It all seems so distant now, but there was a time when no decision was made by the Simon Fraser Student Society — no piece of legislation tabled, no money spent, no program approved, no poster drawn — without first calculating how it would harm the Canadian Federation of Students. For anyone who served in student politics during those fanatic days, as I did, it was thus more than a little anti-climatic to hear that the long-running divorce proceedings between the SFSS and CFS had come to such an abrupt and amicable end last week.
Rather than the long, multi-week trial many had been anticipating — a trial that would have allowed everyone to vividly relive some of the most controversial years of SFU student politics — students were given a curt, four sentence press release. “[I]t is agreed that the membership has ended,” said one of them. We have resolved “all outstanding issues,” said another. There will be “no further public statements regarding this matter.” So that’s that.
From 2007 to 2008 I served two terms as head of SFSS elections, during which I ran the now infamous ’08 separation referendum where SFU students voted 67 per cent in favor of leaving the CFS. To broadly summarize a complex situation, the vote I organized obviously violated a number of CFS laws, though my SFSS bosses at the time argued that holding a vote with imperfections was still preferable to holding no vote at all — the position the CFS seemed to be favouring.
Why SFU students hated the CFS so much in those days is hard to generalize, since the anti-CFS movement was a fairly broad coalition of students of varying political, personal, and petty motivations who had made common cause of a common enemy. The conventional narrative, however, was that Canadian Federation of Students was simply this lumbering, useless behemoth that wasted enormous amounts of student money on dumb projects and wasteful bureaucracy — and was appallingly secretive, undemocratic, and crooked to top it off.
It’s more than a little disappointing, therefore, that the SFSS’ out-of-court settlement with the embattled lobby group remains so mysterious and unaccountable, since leaving the CFS was supposed to help expunge this sort of stuff from SFU politics.
There’s an obvious cost-benefit analysis to be done here: for the last three years, the SFSS has spent untold thousands of dollars on legal fees in their vain efforts to get the courts to recognize the validity of my referendum, and now they’ve just unloaded many thousands more in some manner of huge CFS payout. When the final bill is tallied up, will we have spent more money leaving than we would have spent staying? Even if you hate the CFS with a fiery passion, that’s not an unreasonable question to ask.

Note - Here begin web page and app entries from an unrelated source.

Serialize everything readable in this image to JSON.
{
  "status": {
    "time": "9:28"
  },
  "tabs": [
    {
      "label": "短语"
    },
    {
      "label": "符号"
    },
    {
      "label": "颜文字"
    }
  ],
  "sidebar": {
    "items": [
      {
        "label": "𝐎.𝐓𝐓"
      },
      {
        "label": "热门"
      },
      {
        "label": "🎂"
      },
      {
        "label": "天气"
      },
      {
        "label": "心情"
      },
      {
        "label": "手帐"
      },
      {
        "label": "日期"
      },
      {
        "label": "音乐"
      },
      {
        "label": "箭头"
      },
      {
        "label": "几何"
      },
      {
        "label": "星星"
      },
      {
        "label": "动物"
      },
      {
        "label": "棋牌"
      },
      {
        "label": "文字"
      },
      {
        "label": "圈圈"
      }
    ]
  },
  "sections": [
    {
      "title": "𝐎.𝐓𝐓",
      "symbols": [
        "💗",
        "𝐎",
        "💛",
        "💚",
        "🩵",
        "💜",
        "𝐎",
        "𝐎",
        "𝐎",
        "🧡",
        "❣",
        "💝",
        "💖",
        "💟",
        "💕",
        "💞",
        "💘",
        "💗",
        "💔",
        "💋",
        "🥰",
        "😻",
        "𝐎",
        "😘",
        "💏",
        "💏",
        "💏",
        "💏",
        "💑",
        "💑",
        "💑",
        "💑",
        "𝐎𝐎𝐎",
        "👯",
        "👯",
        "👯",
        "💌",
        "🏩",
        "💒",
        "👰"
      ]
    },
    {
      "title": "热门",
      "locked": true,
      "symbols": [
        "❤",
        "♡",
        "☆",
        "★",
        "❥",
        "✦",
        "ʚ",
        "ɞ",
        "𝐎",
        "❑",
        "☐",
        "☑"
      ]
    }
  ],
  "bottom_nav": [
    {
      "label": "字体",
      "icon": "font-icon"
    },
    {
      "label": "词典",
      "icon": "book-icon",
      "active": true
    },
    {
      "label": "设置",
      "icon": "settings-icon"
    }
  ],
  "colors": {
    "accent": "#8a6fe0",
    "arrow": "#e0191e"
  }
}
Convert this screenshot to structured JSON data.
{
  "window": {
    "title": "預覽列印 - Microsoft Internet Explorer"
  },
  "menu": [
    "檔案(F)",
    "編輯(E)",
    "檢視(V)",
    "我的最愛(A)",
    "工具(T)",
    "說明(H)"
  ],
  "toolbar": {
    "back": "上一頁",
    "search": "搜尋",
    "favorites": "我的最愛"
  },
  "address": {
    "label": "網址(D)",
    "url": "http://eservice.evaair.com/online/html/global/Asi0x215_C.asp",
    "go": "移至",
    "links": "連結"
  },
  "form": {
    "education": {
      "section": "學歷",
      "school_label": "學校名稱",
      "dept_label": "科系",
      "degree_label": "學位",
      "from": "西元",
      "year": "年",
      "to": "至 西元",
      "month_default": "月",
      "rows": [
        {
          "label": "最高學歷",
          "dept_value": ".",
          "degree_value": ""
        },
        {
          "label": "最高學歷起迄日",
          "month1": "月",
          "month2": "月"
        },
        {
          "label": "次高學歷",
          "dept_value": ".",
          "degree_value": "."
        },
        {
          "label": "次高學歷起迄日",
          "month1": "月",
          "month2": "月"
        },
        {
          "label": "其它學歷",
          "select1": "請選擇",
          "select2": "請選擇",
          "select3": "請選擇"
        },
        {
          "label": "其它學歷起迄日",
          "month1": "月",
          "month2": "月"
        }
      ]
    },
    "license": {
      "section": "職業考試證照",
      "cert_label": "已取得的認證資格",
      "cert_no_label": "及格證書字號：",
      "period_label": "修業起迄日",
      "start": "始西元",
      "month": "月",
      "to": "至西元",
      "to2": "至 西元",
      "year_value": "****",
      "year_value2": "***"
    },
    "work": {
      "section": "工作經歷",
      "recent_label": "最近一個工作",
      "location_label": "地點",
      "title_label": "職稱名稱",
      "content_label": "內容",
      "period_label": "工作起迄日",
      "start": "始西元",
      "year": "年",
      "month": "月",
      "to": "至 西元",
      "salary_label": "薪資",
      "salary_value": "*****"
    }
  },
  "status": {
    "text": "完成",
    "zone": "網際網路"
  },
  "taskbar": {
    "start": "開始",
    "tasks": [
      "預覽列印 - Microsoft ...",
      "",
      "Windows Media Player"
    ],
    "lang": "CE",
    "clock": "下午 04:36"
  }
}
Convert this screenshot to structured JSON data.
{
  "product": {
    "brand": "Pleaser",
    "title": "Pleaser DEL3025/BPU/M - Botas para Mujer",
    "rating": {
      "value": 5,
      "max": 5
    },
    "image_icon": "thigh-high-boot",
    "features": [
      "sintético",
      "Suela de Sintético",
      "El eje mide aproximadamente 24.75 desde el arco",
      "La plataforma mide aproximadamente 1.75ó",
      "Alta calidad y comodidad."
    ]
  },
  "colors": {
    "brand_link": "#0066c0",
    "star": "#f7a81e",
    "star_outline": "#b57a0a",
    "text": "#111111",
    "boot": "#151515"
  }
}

In theory, I understand why the SFSS board agreed to keep things so hush-hush. I personally didn’t think the SFSS’ legal defense of my referendum was ever that strong. Unreasonable though they were, we did not follow CFS rules to the letter, and “close enough, Your Honour” is not a particularly robust argument. The possibility of losing an expensive multi-week trial, and being forced back into CFS membership after so many wasted years was a frighteningly real possibility.
It also appears the SFSS board may have played the CFS to some degree. SFSS financial documents are a matter of public record; there is therefore simply no way the SFSS can award the CFS a massive financial settlement without it someday appearing as a line item in some future budget. Coupled with the likelihood of leaks, a vow of perpetual secrecy surrounding the most high-profile student politics spat in modern B.C. history seems like the kind of empty promise only an organization arrogant as the CFS would ever believe possible in the first place.
Still, tempted as one is to declare SFU’s long national nightmare finally over (a nightmare many of today’s SFU students will have no memory of whatsoever) there are still a lot of questions to be asked.
The CFS may be gone, but the distasteful spirit of mystery and intrigue that so often surrounds student politics at this school remains.